The data:
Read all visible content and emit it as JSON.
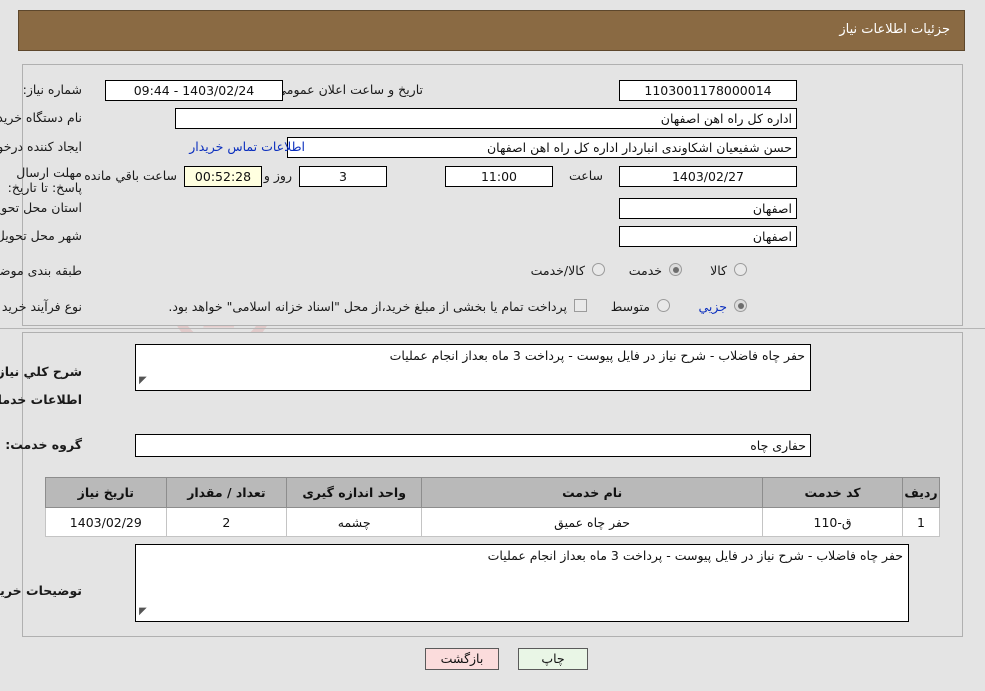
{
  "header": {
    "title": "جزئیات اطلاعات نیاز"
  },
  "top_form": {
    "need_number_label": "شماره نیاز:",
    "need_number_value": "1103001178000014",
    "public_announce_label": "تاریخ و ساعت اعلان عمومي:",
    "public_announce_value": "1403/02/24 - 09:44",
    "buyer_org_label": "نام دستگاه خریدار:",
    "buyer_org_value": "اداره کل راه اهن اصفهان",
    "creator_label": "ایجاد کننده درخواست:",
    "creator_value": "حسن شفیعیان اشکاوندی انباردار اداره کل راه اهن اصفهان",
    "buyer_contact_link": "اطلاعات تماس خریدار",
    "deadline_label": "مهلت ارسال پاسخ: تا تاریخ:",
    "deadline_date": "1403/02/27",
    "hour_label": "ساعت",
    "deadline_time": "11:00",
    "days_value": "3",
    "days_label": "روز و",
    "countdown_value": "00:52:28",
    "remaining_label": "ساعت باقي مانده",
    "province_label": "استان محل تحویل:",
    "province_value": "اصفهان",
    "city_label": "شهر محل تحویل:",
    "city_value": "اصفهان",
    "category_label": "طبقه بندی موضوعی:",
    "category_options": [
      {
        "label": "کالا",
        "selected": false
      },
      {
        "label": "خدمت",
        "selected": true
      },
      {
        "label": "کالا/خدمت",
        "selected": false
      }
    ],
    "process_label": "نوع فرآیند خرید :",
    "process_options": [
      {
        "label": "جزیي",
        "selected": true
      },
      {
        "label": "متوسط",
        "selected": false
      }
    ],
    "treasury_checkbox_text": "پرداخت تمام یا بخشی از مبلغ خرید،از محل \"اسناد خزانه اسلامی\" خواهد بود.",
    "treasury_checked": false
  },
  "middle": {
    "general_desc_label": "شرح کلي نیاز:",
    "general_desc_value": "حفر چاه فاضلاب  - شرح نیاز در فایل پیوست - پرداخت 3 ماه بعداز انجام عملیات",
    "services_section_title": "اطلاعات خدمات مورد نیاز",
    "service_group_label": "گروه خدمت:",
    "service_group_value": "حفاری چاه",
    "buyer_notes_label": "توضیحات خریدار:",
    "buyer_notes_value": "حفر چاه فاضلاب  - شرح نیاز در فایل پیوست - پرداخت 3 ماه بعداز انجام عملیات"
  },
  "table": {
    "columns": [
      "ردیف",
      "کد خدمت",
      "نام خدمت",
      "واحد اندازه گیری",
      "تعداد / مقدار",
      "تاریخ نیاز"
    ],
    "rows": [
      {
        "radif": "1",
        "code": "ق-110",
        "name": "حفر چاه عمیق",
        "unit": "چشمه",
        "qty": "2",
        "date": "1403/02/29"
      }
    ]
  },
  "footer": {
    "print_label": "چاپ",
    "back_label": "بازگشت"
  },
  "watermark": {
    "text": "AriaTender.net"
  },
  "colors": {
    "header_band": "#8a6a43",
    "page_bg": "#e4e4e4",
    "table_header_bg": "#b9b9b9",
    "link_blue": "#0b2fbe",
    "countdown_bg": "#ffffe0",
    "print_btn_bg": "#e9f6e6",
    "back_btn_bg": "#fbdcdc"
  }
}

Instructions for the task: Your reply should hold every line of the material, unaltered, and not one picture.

Output of the exercise:
Read all visible content and emit it as JSON.
{
  "header": {
    "title": "جزئیات اطلاعات نیاز"
  },
  "top_form": {
    "need_number_label": "شماره نیاز:",
    "need_number_value": "1103001178000014",
    "public_announce_label": "تاریخ و ساعت اعلان عمومي:",
    "public_announce_value": "1403/02/24 - 09:44",
    "buyer_org_label": "نام دستگاه خریدار:",
    "buyer_org_value": "اداره کل راه اهن اصفهان",
    "creator_label": "ایجاد کننده درخواست:",
    "creator_value": "حسن شفیعیان اشکاوندی انباردار اداره کل راه اهن اصفهان",
    "buyer_contact_link": "اطلاعات تماس خریدار",
    "deadline_label": "مهلت ارسال پاسخ: تا تاریخ:",
    "deadline_date": "1403/02/27",
    "hour_label": "ساعت",
    "deadline_time": "11:00",
    "days_value": "3",
    "days_label": "روز و",
    "countdown_value": "00:52:28",
    "remaining_label": "ساعت باقي مانده",
    "province_label": "استان محل تحویل:",
    "province_value": "اصفهان",
    "city_label": "شهر محل تحویل:",
    "city_value": "اصفهان",
    "category_label": "طبقه بندی موضوعی:",
    "category_options": [
      {
        "label": "کالا",
        "selected": false
      },
      {
        "label": "خدمت",
        "selected": true
      },
      {
        "label": "کالا/خدمت",
        "selected": false
      }
    ],
    "process_label": "نوع فرآیند خرید :",
    "process_options": [
      {
        "label": "جزیي",
        "selected": true
      },
      {
        "label": "متوسط",
        "selected": false
      }
    ],
    "treasury_checkbox_text": "پرداخت تمام یا بخشی از مبلغ خرید،از محل \"اسناد خزانه اسلامی\" خواهد بود.",
    "treasury_checked": false
  },
  "middle": {
    "general_desc_label": "شرح کلي نیاز:",
    "general_desc_value": "حفر چاه فاضلاب  - شرح نیاز در فایل پیوست - پرداخت 3 ماه بعداز انجام عملیات",
    "services_section_title": "اطلاعات خدمات مورد نیاز",
    "service_group_label": "گروه خدمت:",
    "service_group_value": "حفاری چاه",
    "buyer_notes_label": "توضیحات خریدار:",
    "buyer_notes_value": "حفر چاه فاضلاب  - شرح نیاز در فایل پیوست - پرداخت 3 ماه بعداز انجام عملیات"
  },
  "table": {
    "columns": [
      "ردیف",
      "کد خدمت",
      "نام خدمت",
      "واحد اندازه گیری",
      "تعداد / مقدار",
      "تاریخ نیاز"
    ],
    "rows": [
      {
        "radif": "1",
        "code": "ق-110",
        "name": "حفر چاه عمیق",
        "unit": "چشمه",
        "qty": "2",
        "date": "1403/02/29"
      }
    ]
  },
  "footer": {
    "print_label": "چاپ",
    "back_label": "بازگشت"
  },
  "watermark": {
    "text": "AriaTender.net"
  },
  "colors": {
    "header_band": "#8a6a43",
    "page_bg": "#e4e4e4",
    "table_header_bg": "#b9b9b9",
    "link_blue": "#0b2fbe",
    "countdown_bg": "#ffffe0",
    "print_btn_bg": "#e9f6e6",
    "back_btn_bg": "#fbdcdc"
  }
}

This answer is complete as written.